## Dataset entries
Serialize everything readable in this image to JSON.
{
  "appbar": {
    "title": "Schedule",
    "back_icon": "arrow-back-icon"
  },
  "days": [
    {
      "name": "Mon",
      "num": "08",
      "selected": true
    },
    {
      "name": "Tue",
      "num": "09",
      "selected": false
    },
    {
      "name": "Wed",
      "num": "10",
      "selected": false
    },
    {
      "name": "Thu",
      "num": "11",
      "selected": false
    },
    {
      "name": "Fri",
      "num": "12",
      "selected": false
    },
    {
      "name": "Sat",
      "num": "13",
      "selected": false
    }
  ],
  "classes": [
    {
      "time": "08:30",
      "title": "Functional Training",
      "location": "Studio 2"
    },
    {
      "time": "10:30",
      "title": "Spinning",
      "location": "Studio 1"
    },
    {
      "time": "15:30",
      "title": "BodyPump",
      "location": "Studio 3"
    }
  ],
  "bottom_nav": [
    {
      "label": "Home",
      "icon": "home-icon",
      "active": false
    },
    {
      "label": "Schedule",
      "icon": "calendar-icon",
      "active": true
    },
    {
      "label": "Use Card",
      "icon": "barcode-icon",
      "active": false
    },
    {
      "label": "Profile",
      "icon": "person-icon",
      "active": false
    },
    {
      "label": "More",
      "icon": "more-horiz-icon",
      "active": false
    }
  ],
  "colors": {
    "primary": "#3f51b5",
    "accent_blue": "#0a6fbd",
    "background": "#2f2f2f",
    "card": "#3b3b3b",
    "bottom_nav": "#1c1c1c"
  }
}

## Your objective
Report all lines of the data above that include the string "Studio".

## Output below
      "location": "Studio 2"
      "location": "Studio 1"
      "location": "Studio 3"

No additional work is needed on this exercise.